» EXERCISE DIRECTIONS
Your task is to restate every entry below word for word and omit the images.

DATA FOR ANALYSIS: Begin

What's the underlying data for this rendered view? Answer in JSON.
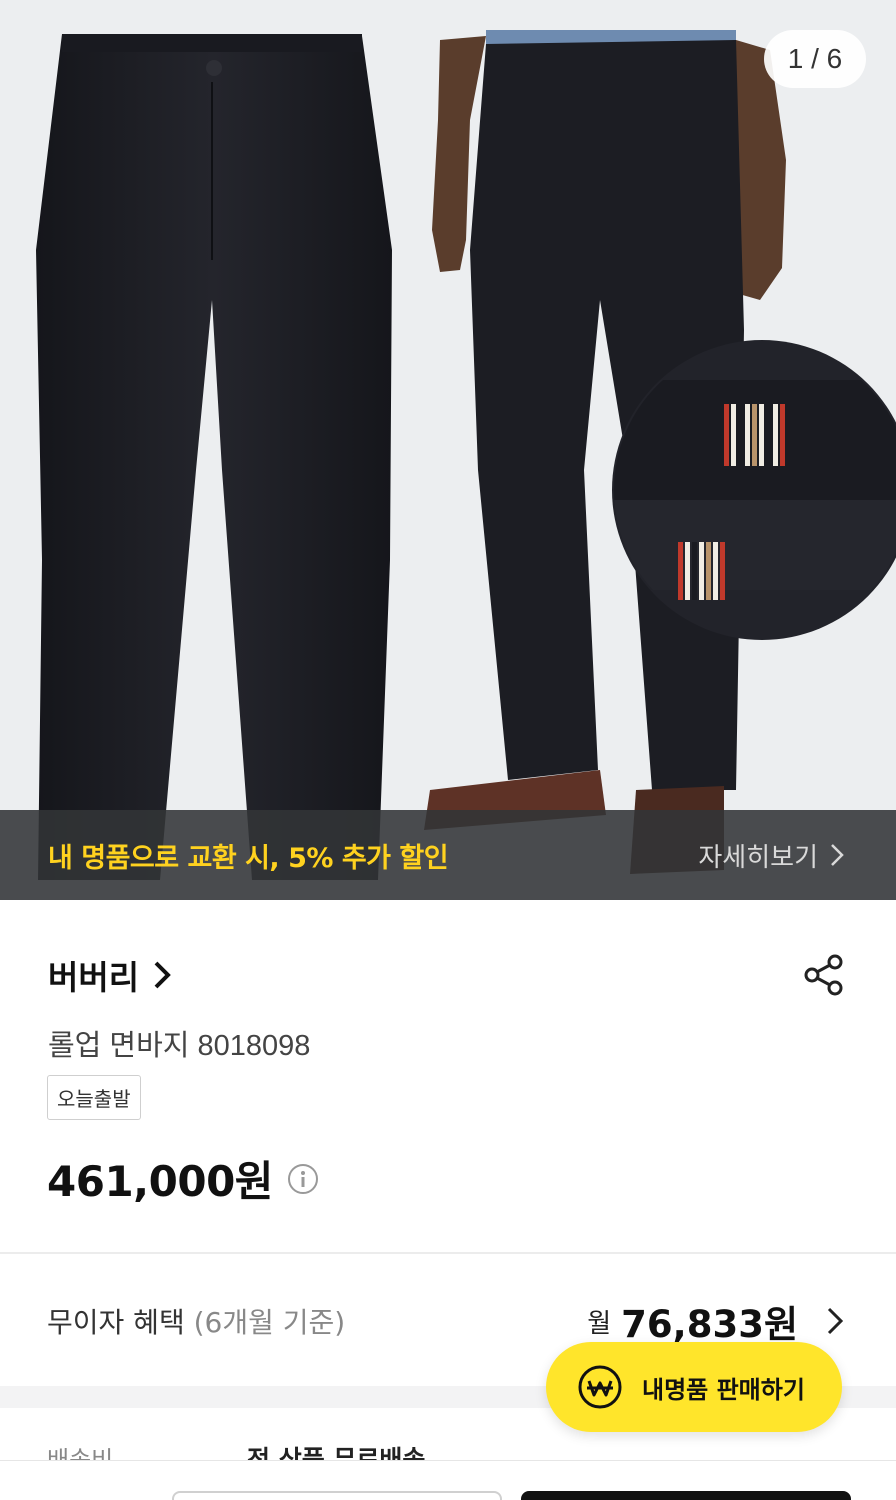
{
  "gallery": {
    "counter": "1 / 6",
    "promo_text": "내 명품으로 교환 시, 5% 추가 할인",
    "promo_more": "자세히보기"
  },
  "product": {
    "brand": "버버리",
    "name": "롤업 면바지 8018098",
    "badge": "오늘출발",
    "price": "461,000원"
  },
  "installment": {
    "label": "무이자 혜택",
    "label_note": "(6개월 기준)",
    "prefix": "월",
    "value": "76,833원"
  },
  "shipping": {
    "label": "배송비",
    "value": "전 상품 무료배송"
  },
  "sell_button": {
    "label": "내명품 판매하기",
    "icon": "won-coin-icon"
  },
  "colors": {
    "promo_yellow": "#ffd21f",
    "sell_button_bg": "#ffe52b",
    "pants": "#1d1e24"
  }
}
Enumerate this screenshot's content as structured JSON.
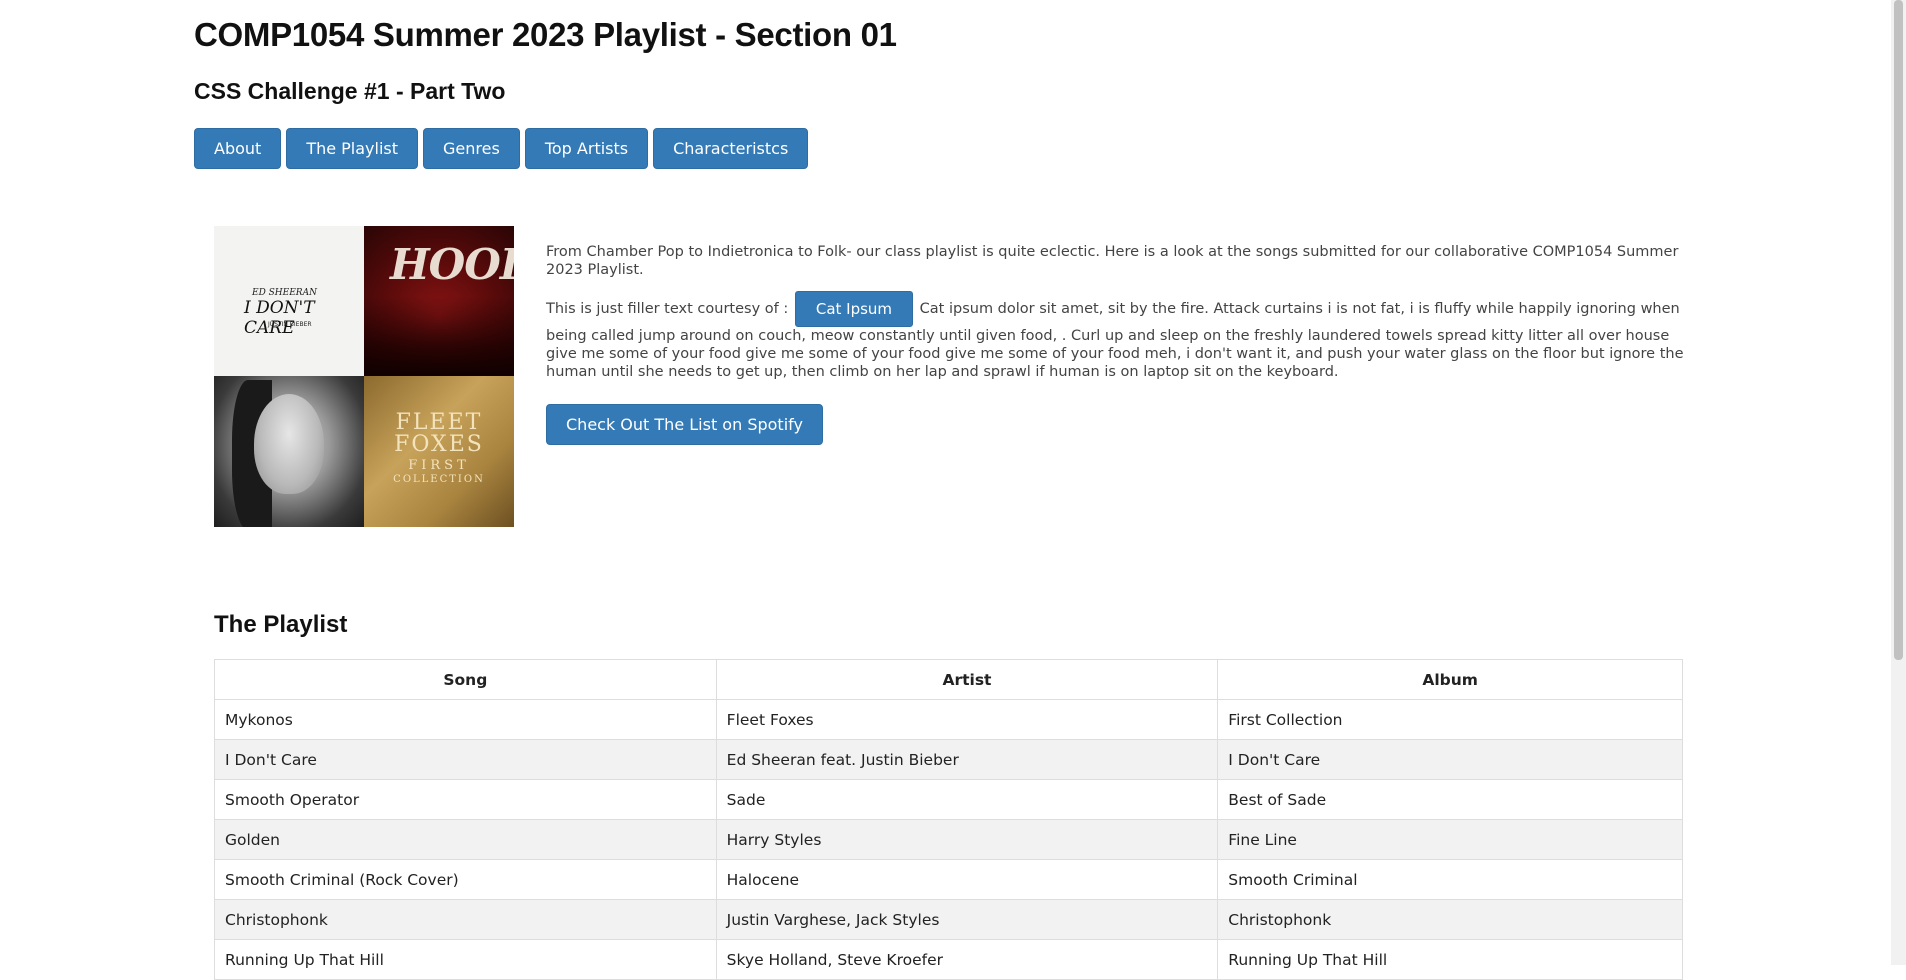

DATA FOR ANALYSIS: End

» RESPONSE AREA
What's the underlying data for this rendered view? Answer in JSON.
{
  "gallery": {
    "counter": "1 / 6",
    "promo_text": "내 명품으로 교환 시, 5% 추가 할인",
    "promo_more": "자세히보기"
  },
  "product": {
    "brand": "버버리",
    "name": "롤업 면바지 8018098",
    "badge": "오늘출발",
    "price": "461,000원"
  },
  "installment": {
    "label": "무이자 혜택",
    "label_note": "(6개월 기준)",
    "prefix": "월",
    "value": "76,833원"
  },
  "shipping": {
    "label": "배송비",
    "value": "전 상품 무료배송"
  },
  "sell_button": {
    "label": "내명품 판매하기",
    "icon": "won-coin-icon"
  },
  "colors": {
    "promo_yellow": "#ffd21f",
    "sell_button_bg": "#ffe52b",
    "pants": "#1d1e24"
  }
}
Enumerate this screenshot's content as structured JSON.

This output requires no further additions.